Remarks of John D. Holum
NRRC 10th Anniversary Ceremony
April 7, 1998

It is a pleasure to be here today, celebrating one of the most effective, meaningful elements of our national security team.

Arms control treaties and agreements -- more than 30 since 1987 -- are substantially reducing the numbers of nuclear and conventional weapons threatening our interests, our people, and our men and women in uniform. We all follow the negotiations and the signing ceremonies, the dramatic moments. But what really matters most is what happens next -- in implementation. I suspect most people are less interested in what we've agreed to do than in what we've actually done.

With my South Dakota farm roots, I tend to think of this as the arms control "harvest," when we actually reap the benefits of arms control, in weapons sliced apart, threats averted, disputes resolved.

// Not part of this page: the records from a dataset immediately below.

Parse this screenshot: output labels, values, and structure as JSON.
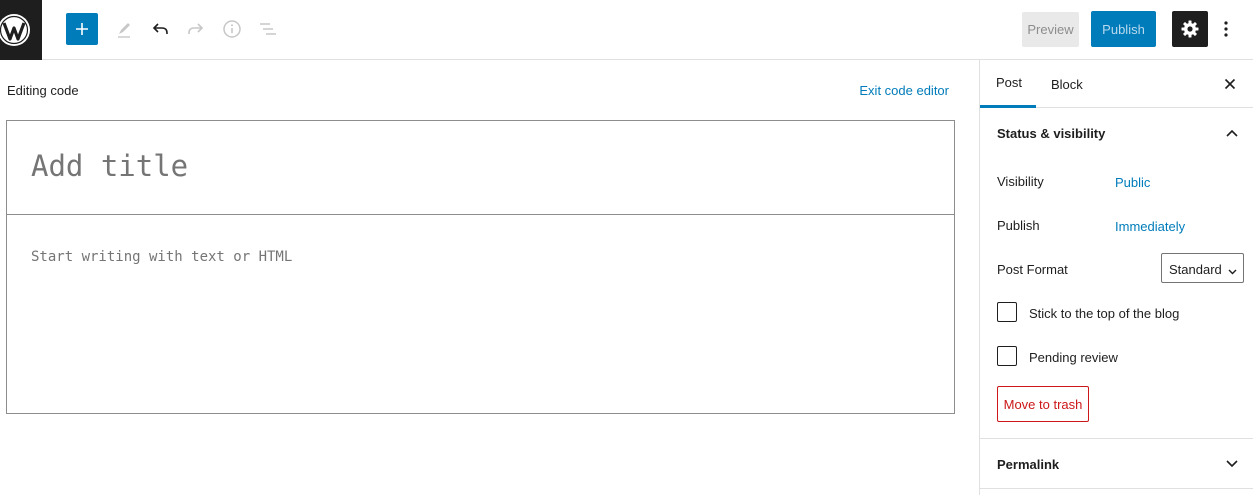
{
  "toolbar": {
    "logo_icon": "wordpress-logo",
    "add_block_icon": "plus-icon",
    "tools_icon": "pencil-icon",
    "undo_icon": "undo-icon",
    "redo_icon": "redo-icon",
    "details_icon": "info-icon",
    "outline_icon": "list-view-icon",
    "preview_label": "Preview",
    "publish_label": "Publish",
    "settings_icon": "gear-icon",
    "more_icon": "more-vertical-icon"
  },
  "editor": {
    "mode_label": "Editing code",
    "exit_label": "Exit code editor",
    "title_placeholder": "Add title",
    "content_placeholder": "Start writing with text or HTML"
  },
  "sidebar": {
    "tabs": [
      {
        "label": "Post",
        "active": true
      },
      {
        "label": "Block",
        "active": false
      }
    ],
    "status_panel": {
      "title": "Status & visibility",
      "visibility_label": "Visibility",
      "visibility_value": "Public",
      "publish_label": "Publish",
      "publish_value": "Immediately",
      "format_label": "Post Format",
      "format_value": "Standard",
      "sticky_label": "Stick to the top of the blog",
      "sticky_checked": false,
      "pending_label": "Pending review",
      "pending_checked": false,
      "trash_label": "Move to trash"
    },
    "permalink_panel": {
      "title": "Permalink"
    }
  },
  "colors": {
    "accent": "#007cba",
    "danger": "#cc1818",
    "dark": "#1e1e1e",
    "border": "#e0e0e0"
  }
}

The treaties are only as good as the level of compliance and enforcement we can ensure. That's where the NRRC plays its role, in giving us confidence that the parties to an agreement are doing what they have promised. Verification often begins with an NRRC notification -- laying out the who, what, where, when and how of arms control actions.

We get the coordinates from the notification and we take pictures -- the treaties often require that the dismantled weapons be left in the open for that purpose. If further doubt exists, we can send inspectors on short notice -- and we signal they're on their way through a NRRC notification. This Center, therefore, is fundamental to verify fulfillment of the promise.

The NRRC is a small but vital part of a large endeavor. To make sure treaties are carried out to the letter we draw on resources from the Department of State, ACDA, the Department of Defense and the intelligence community. In the last decade:

  • We've confirmed that the Intermediate-range Nuclear Forces Treaty has completely eliminated the 2,700 mid-range nuclear missiles targeted at Western and Eastern Europe.

  • The START I Treaty is now eliminating the long-range delivery systems for more than 9,000 nuclear warheads -- and will eventually cut 14,000 once START II is ratified.

  • Kazakhstan, Belarus and Ukraine have already turned over their thousands of nuclear warheads to Russia for dismantling and are now nuclear-free.

  • Under the Conventional Forces in Europe Treaty, signatories have destroyed more than 51,000 weapons, mostly tanks, artillery pieces, attack helicopters and combat aircraft.

All these arms control successes are part and parcel of NRRC's charge. And it is continuously gaining new responsibilities -- including with respect to the Chemical Weapons Convention that went into force last fall.

The success of the NRRC means the United States can approach arms control from a position of confidence and strength, and thus pursue additional steps -- including the President's call for Senate ratification of the pending Comprehensive Nuclear Test Ban Treaty.

Yesterday, our allies in Britain and France became the first two nuclear weapon states to ratify the CTBT. The ball is now even more squarely in our court. The sooner we ratify the CTBT, the sooner we set the rest of the world on the same path. U.S. leadership is critical to the CTBT's success. We should be in the business not of complicating arms control, but making it happen.

The professionals here in the NRRC make compliance and verification credible for American arms control policy. After ten fruitful years, it has built a solid foundation up which our ongoing arms control work -- ABM demarcation agreements, START II and CTBT among them -- can be built.

Now it is my great pleasure to introduce Deputy Secretary of State Strobe Talbott, who has done so much to help make our once greatest nuclear adversary a partner in arms control -- helping to keep the NRRC fully occupied and challenged. Thank you and let me hand off to Strobe...